── DATASET RECORDS

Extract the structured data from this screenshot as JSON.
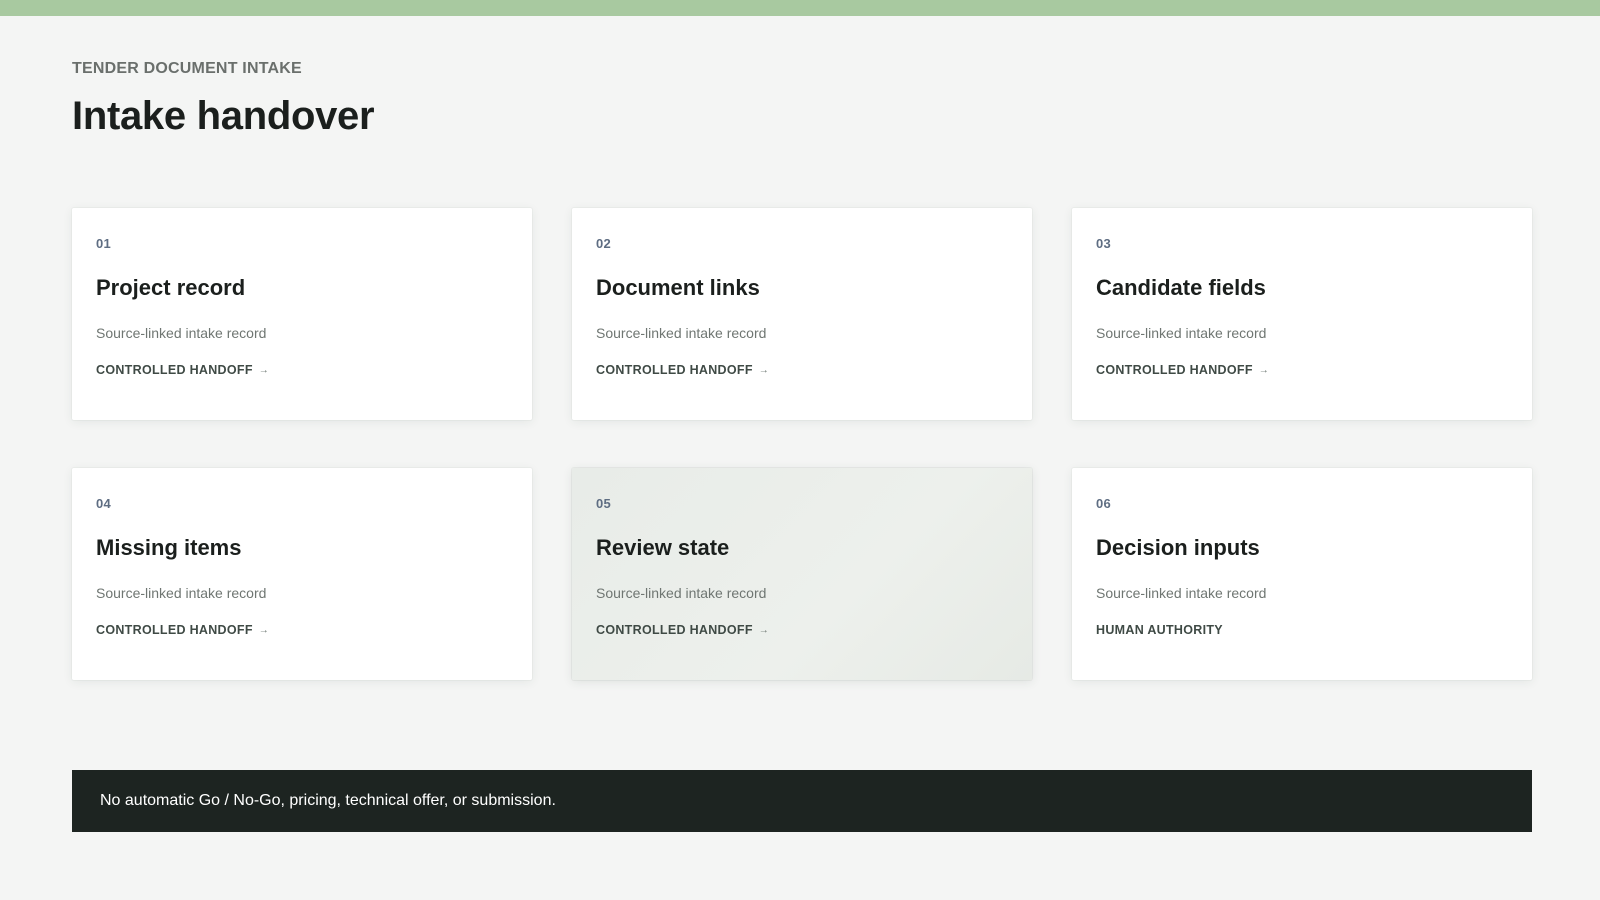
{
  "header": {
    "eyebrow": "TENDER DOCUMENT INTAKE",
    "title": "Intake handover"
  },
  "cards": [
    {
      "number": "01",
      "title": "Project record",
      "description": "Source-linked intake record",
      "link_label": "CONTROLLED HANDOFF",
      "arrow": "→",
      "active": false
    },
    {
      "number": "02",
      "title": "Document links",
      "description": "Source-linked intake record",
      "link_label": "CONTROLLED HANDOFF",
      "arrow": "→",
      "active": false
    },
    {
      "number": "03",
      "title": "Candidate fields",
      "description": "Source-linked intake record",
      "link_label": "CONTROLLED HANDOFF",
      "arrow": "→",
      "active": false
    },
    {
      "number": "04",
      "title": "Missing items",
      "description": "Source-linked intake record",
      "link_label": "CONTROLLED HANDOFF",
      "arrow": "→",
      "active": false
    },
    {
      "number": "05",
      "title": "Review state",
      "description": "Source-linked intake record",
      "link_label": "CONTROLLED HANDOFF",
      "arrow": "→",
      "active": true
    },
    {
      "number": "06",
      "title": "Decision inputs",
      "description": "Source-linked intake record",
      "link_label": "HUMAN AUTHORITY",
      "arrow": "",
      "active": false
    }
  ],
  "notice": {
    "text": "No automatic Go / No-Go, pricing, technical offer, or submission."
  },
  "colors": {
    "accent_bar": "#a8c9a0",
    "background": "#f4f5f4",
    "notice_background": "#1d2421",
    "card_number": "#5e6d82"
  }
}
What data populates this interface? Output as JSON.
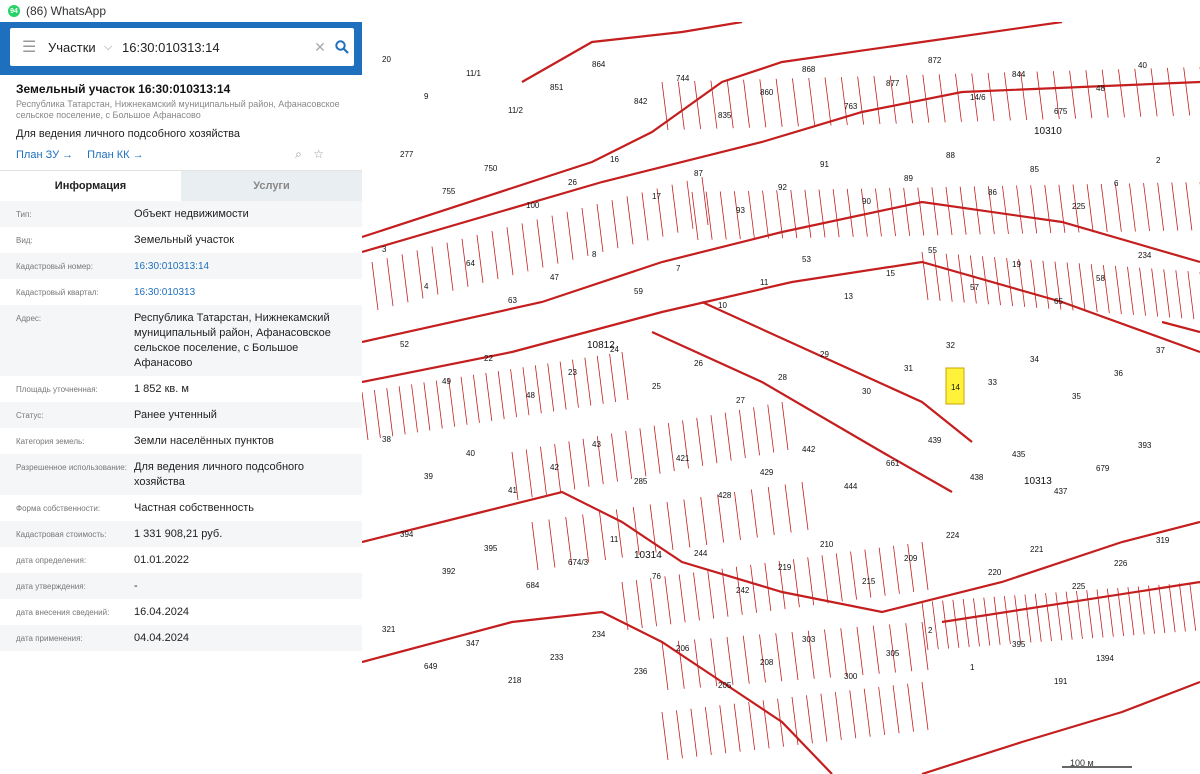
{
  "window": {
    "title": "(86) WhatsApp",
    "icon": "whatsapp-icon",
    "icon_badge": "94"
  },
  "search": {
    "layer": "Участки",
    "query": "16:30:010313:14"
  },
  "object": {
    "title": "Земельный участок 16:30:010313:14",
    "address_short": "Республика Татарстан, Нижнекамский муниципальный район, Афанасовское сельское поселение, с Большое Афанасово",
    "use": "Для ведения личного подсобного хозяйства",
    "plan_zu": "План ЗУ →",
    "plan_kk": "План КК →"
  },
  "tabs": {
    "info": "Информация",
    "services": "Услуги"
  },
  "rows": [
    {
      "label": "Тип:",
      "value": "Объект недвижимости"
    },
    {
      "label": "Вид:",
      "value": "Земельный участок"
    },
    {
      "label": "Кадастровый номер:",
      "value": "16:30:010313:14"
    },
    {
      "label": "Кадастровый квартал:",
      "value": "16:30:010313"
    },
    {
      "label": "Адрес:",
      "value": "Республика Татарстан, Нижнекамский муниципальный район, Афанасовское сельское поселение, с Большое Афанасово"
    },
    {
      "label": "Площадь уточненная:",
      "value": "1 852 кв. м"
    },
    {
      "label": "Статус:",
      "value": "Ранее учтенный"
    },
    {
      "label": "Категория земель:",
      "value": "Земли населённых пунктов"
    },
    {
      "label": "Разрешенное использование:",
      "value": "Для ведения личного подсобного хозяйства"
    },
    {
      "label": "Форма собственности:",
      "value": "Частная собственность"
    },
    {
      "label": "Кадастровая стоимость:",
      "value": "1 331 908,21 руб."
    },
    {
      "label": "дата определения:",
      "value": "01.01.2022"
    },
    {
      "label": "дата утверждения:",
      "value": "-"
    },
    {
      "label": "дата внесения сведений:",
      "value": "16.04.2024"
    },
    {
      "label": "дата применения:",
      "value": "04.04.2024"
    }
  ],
  "map": {
    "quarters": [
      "10812",
      "10313",
      "10314",
      "10310"
    ],
    "parcel_labels": [
      "20",
      "9",
      "11/1",
      "11/2",
      "851",
      "864",
      "842",
      "744",
      "835",
      "860",
      "868",
      "763",
      "877",
      "872",
      "14/6",
      "844",
      "675",
      "48",
      "40",
      "277",
      "755",
      "750",
      "100",
      "26",
      "16",
      "17",
      "87",
      "93",
      "92",
      "91",
      "90",
      "89",
      "88",
      "86",
      "85",
      "225",
      "6",
      "2",
      "3",
      "4",
      "64",
      "63",
      "47",
      "8",
      "59",
      "7",
      "10",
      "11",
      "53",
      "13",
      "15",
      "55",
      "57",
      "19",
      "65",
      "58",
      "234",
      "52",
      "49",
      "22",
      "48",
      "23",
      "24",
      "25",
      "26",
      "27",
      "28",
      "29",
      "30",
      "31",
      "32",
      "33",
      "34",
      "35",
      "36",
      "37",
      "38",
      "39",
      "40",
      "41",
      "42",
      "43",
      "285",
      "421",
      "428",
      "429",
      "442",
      "444",
      "661",
      "439",
      "438",
      "435",
      "437",
      "679",
      "393",
      "394",
      "392",
      "395",
      "684",
      "674/3",
      "11",
      "76",
      "244",
      "242",
      "219",
      "210",
      "215",
      "209",
      "224",
      "220",
      "221",
      "225",
      "226",
      "319",
      "321",
      "649",
      "347",
      "218",
      "233",
      "234",
      "236",
      "206",
      "205",
      "208",
      "303",
      "300",
      "305",
      "2",
      "1",
      "395",
      "191",
      "1394"
    ],
    "highlight_label": "14",
    "scale_label": "100 м",
    "line_color": "#c41e1e",
    "highlight_color": "#fff23a"
  }
}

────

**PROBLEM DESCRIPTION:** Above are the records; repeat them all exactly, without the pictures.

**SOLVED EXERCISE:**
Extract the structured data from this screenshot as JSON.
{
  "header": {
    "eyebrow": "TENDER DOCUMENT INTAKE",
    "title": "Intake handover"
  },
  "cards": [
    {
      "number": "01",
      "title": "Project record",
      "description": "Source-linked intake record",
      "link_label": "CONTROLLED HANDOFF",
      "arrow": "→",
      "active": false
    },
    {
      "number": "02",
      "title": "Document links",
      "description": "Source-linked intake record",
      "link_label": "CONTROLLED HANDOFF",
      "arrow": "→",
      "active": false
    },
    {
      "number": "03",
      "title": "Candidate fields",
      "description": "Source-linked intake record",
      "link_label": "CONTROLLED HANDOFF",
      "arrow": "→",
      "active": false
    },
    {
      "number": "04",
      "title": "Missing items",
      "description": "Source-linked intake record",
      "link_label": "CONTROLLED HANDOFF",
      "arrow": "→",
      "active": false
    },
    {
      "number": "05",
      "title": "Review state",
      "description": "Source-linked intake record",
      "link_label": "CONTROLLED HANDOFF",
      "arrow": "→",
      "active": true
    },
    {
      "number": "06",
      "title": "Decision inputs",
      "description": "Source-linked intake record",
      "link_label": "HUMAN AUTHORITY",
      "arrow": "",
      "active": false
    }
  ],
  "notice": {
    "text": "No automatic Go / No-Go, pricing, technical offer, or submission."
  },
  "colors": {
    "accent_bar": "#a8c9a0",
    "background": "#f4f5f4",
    "notice_background": "#1d2421",
    "card_number": "#5e6d82"
  }
}
What data populates this interface? Output as JSON.
{
  "window": {
    "title": "(86) WhatsApp",
    "icon": "whatsapp-icon",
    "icon_badge": "94"
  },
  "search": {
    "layer": "Участки",
    "query": "16:30:010313:14"
  },
  "object": {
    "title": "Земельный участок 16:30:010313:14",
    "address_short": "Республика Татарстан, Нижнекамский муниципальный район, Афанасовское сельское поселение, с Большое Афанасово",
    "use": "Для ведения личного подсобного хозяйства",
    "plan_zu": "План ЗУ →",
    "plan_kk": "План КК →"
  },
  "tabs": {
    "info": "Информация",
    "services": "Услуги"
  },
  "rows": [
    {
      "label": "Тип:",
      "value": "Объект недвижимости"
    },
    {
      "label": "Вид:",
      "value": "Земельный участок"
    },
    {
      "label": "Кадастровый номер:",
      "value": "16:30:010313:14"
    },
    {
      "label": "Кадастровый квартал:",
      "value": "16:30:010313"
    },
    {
      "label": "Адрес:",
      "value": "Республика Татарстан, Нижнекамский муниципальный район, Афанасовское сельское поселение, с Большое Афанасово"
    },
    {
      "label": "Площадь уточненная:",
      "value": "1 852 кв. м"
    },
    {
      "label": "Статус:",
      "value": "Ранее учтенный"
    },
    {
      "label": "Категория земель:",
      "value": "Земли населённых пунктов"
    },
    {
      "label": "Разрешенное использование:",
      "value": "Для ведения личного подсобного хозяйства"
    },
    {
      "label": "Форма собственности:",
      "value": "Частная собственность"
    },
    {
      "label": "Кадастровая стоимость:",
      "value": "1 331 908,21 руб."
    },
    {
      "label": "дата определения:",
      "value": "01.01.2022"
    },
    {
      "label": "дата утверждения:",
      "value": "-"
    },
    {
      "label": "дата внесения сведений:",
      "value": "16.04.2024"
    },
    {
      "label": "дата применения:",
      "value": "04.04.2024"
    }
  ],
  "map": {
    "quarters": [
      "10812",
      "10313",
      "10314",
      "10310"
    ],
    "parcel_labels": [
      "20",
      "9",
      "11/1",
      "11/2",
      "851",
      "864",
      "842",
      "744",
      "835",
      "860",
      "868",
      "763",
      "877",
      "872",
      "14/6",
      "844",
      "675",
      "48",
      "40",
      "277",
      "755",
      "750",
      "100",
      "26",
      "16",
      "17",
      "87",
      "93",
      "92",
      "91",
      "90",
      "89",
      "88",
      "86",
      "85",
      "225",
      "6",
      "2",
      "3",
      "4",
      "64",
      "63",
      "47",
      "8",
      "59",
      "7",
      "10",
      "11",
      "53",
      "13",
      "15",
      "55",
      "57",
      "19",
      "65",
      "58",
      "234",
      "52",
      "49",
      "22",
      "48",
      "23",
      "24",
      "25",
      "26",
      "27",
      "28",
      "29",
      "30",
      "31",
      "32",
      "33",
      "34",
      "35",
      "36",
      "37",
      "38",
      "39",
      "40",
      "41",
      "42",
      "43",
      "285",
      "421",
      "428",
      "429",
      "442",
      "444",
      "661",
      "439",
      "438",
      "435",
      "437",
      "679",
      "393",
      "394",
      "392",
      "395",
      "684",
      "674/3",
      "11",
      "76",
      "244",
      "242",
      "219",
      "210",
      "215",
      "209",
      "224",
      "220",
      "221",
      "225",
      "226",
      "319",
      "321",
      "649",
      "347",
      "218",
      "233",
      "234",
      "236",
      "206",
      "205",
      "208",
      "303",
      "300",
      "305",
      "2",
      "1",
      "395",
      "191",
      "1394"
    ],
    "highlight_label": "14",
    "scale_label": "100 м",
    "line_color": "#c41e1e",
    "highlight_color": "#fff23a"
  }
}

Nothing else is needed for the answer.